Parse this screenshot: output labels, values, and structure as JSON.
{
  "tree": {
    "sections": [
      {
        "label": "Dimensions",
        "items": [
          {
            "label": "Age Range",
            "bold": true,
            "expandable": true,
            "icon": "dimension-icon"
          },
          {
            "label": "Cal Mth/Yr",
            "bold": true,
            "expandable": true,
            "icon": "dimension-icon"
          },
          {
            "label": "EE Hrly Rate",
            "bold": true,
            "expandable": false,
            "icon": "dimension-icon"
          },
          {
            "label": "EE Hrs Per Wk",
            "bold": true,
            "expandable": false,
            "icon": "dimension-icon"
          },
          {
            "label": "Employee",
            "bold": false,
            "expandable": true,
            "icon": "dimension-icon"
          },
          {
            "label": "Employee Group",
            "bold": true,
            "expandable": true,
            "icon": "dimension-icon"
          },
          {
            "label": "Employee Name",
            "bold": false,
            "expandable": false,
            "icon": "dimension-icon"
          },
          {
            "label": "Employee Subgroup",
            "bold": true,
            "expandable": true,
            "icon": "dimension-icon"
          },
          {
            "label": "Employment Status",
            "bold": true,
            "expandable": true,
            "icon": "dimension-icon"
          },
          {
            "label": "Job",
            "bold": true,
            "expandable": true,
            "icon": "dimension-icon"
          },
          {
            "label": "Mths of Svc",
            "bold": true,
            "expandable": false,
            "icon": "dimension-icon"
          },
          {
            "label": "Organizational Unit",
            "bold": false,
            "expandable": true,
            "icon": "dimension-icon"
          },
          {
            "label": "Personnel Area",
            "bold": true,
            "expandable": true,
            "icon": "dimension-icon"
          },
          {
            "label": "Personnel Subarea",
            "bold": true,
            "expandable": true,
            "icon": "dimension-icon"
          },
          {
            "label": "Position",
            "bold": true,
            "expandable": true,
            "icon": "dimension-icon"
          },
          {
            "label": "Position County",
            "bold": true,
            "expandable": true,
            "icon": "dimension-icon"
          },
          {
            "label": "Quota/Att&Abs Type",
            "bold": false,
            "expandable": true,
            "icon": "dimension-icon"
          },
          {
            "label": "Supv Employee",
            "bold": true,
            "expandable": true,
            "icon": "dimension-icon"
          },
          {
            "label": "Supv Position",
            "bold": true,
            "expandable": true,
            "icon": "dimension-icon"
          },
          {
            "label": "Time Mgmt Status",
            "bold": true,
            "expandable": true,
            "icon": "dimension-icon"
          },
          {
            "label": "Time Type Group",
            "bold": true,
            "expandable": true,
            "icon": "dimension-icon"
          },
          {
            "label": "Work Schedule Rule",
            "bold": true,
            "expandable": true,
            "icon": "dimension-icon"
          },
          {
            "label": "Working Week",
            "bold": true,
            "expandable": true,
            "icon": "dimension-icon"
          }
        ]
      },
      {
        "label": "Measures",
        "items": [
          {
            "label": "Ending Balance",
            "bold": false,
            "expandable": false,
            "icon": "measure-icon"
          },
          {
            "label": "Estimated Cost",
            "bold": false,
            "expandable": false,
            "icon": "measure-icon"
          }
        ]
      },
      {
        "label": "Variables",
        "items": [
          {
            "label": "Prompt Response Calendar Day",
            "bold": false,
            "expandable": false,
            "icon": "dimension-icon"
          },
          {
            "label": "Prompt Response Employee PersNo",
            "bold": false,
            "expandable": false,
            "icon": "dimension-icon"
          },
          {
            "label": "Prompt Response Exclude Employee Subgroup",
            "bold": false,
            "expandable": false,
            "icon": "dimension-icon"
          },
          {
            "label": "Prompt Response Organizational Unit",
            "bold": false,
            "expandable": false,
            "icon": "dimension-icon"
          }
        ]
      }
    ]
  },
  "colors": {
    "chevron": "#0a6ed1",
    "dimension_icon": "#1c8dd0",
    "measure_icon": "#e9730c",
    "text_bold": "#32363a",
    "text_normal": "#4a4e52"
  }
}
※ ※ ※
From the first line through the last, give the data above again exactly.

Parse this screenshot: output labels, values, and structure as JSON.
{
  "tree": {
    "sections": [
      {
        "label": "Dimensions",
        "items": [
          {
            "label": "Age Range",
            "bold": true,
            "expandable": true,
            "icon": "dimension-icon"
          },
          {
            "label": "Cal Mth/Yr",
            "bold": true,
            "expandable": true,
            "icon": "dimension-icon"
          },
          {
            "label": "EE Hrly Rate",
            "bold": true,
            "expandable": false,
            "icon": "dimension-icon"
          },
          {
            "label": "EE Hrs Per Wk",
            "bold": true,
            "expandable": false,
            "icon": "dimension-icon"
          },
          {
            "label": "Employee",
            "bold": false,
            "expandable": true,
            "icon": "dimension-icon"
          },
          {
            "label": "Employee Group",
            "bold": true,
            "expandable": true,
            "icon": "dimension-icon"
          },
          {
            "label": "Employee Name",
            "bold": false,
            "expandable": false,
            "icon": "dimension-icon"
          },
          {
            "label": "Employee Subgroup",
            "bold": true,
            "expandable": true,
            "icon": "dimension-icon"
          },
          {
            "label": "Employment Status",
            "bold": true,
            "expandable": true,
            "icon": "dimension-icon"
          },
          {
            "label": "Job",
            "bold": true,
            "expandable": true,
            "icon": "dimension-icon"
          },
          {
            "label": "Mths of Svc",
            "bold": true,
            "expandable": false,
            "icon": "dimension-icon"
          },
          {
            "label": "Organizational Unit",
            "bold": false,
            "expandable": true,
            "icon": "dimension-icon"
          },
          {
            "label": "Personnel Area",
            "bold": true,
            "expandable": true,
            "icon": "dimension-icon"
          },
          {
            "label": "Personnel Subarea",
            "bold": true,
            "expandable": true,
            "icon": "dimension-icon"
          },
          {
            "label": "Position",
            "bold": true,
            "expandable": true,
            "icon": "dimension-icon"
          },
          {
            "label": "Position County",
            "bold": true,
            "expandable": true,
            "icon": "dimension-icon"
          },
          {
            "label": "Quota/Att&Abs Type",
            "bold": false,
            "expandable": true,
            "icon": "dimension-icon"
          },
          {
            "label": "Supv Employee",
            "bold": true,
            "expandable": true,
            "icon": "dimension-icon"
          },
          {
            "label": "Supv Position",
            "bold": true,
            "expandable": true,
            "icon": "dimension-icon"
          },
          {
            "label": "Time Mgmt Status",
            "bold": true,
            "expandable": true,
            "icon": "dimension-icon"
          },
          {
            "label": "Time Type Group",
            "bold": true,
            "expandable": true,
            "icon": "dimension-icon"
          },
          {
            "label": "Work Schedule Rule",
            "bold": true,
            "expandable": true,
            "icon": "dimension-icon"
          },
          {
            "label": "Working Week",
            "bold": true,
            "expandable": true,
            "icon": "dimension-icon"
          }
        ]
      },
      {
        "label": "Measures",
        "items": [
          {
            "label": "Ending Balance",
            "bold": false,
            "expandable": false,
            "icon": "measure-icon"
          },
          {
            "label": "Estimated Cost",
            "bold": false,
            "expandable": false,
            "icon": "measure-icon"
          }
        ]
      },
      {
        "label": "Variables",
        "items": [
          {
            "label": "Prompt Response Calendar Day",
            "bold": false,
            "expandable": false,
            "icon": "dimension-icon"
          },
          {
            "label": "Prompt Response Employee PersNo",
            "bold": false,
            "expandable": false,
            "icon": "dimension-icon"
          },
          {
            "label": "Prompt Response Exclude Employee Subgroup",
            "bold": false,
            "expandable": false,
            "icon": "dimension-icon"
          },
          {
            "label": "Prompt Response Organizational Unit",
            "bold": false,
            "expandable": false,
            "icon": "dimension-icon"
          }
        ]
      }
    ]
  },
  "colors": {
    "chevron": "#0a6ed1",
    "dimension_icon": "#1c8dd0",
    "measure_icon": "#e9730c",
    "text_bold": "#32363a",
    "text_normal": "#4a4e52"
  }
}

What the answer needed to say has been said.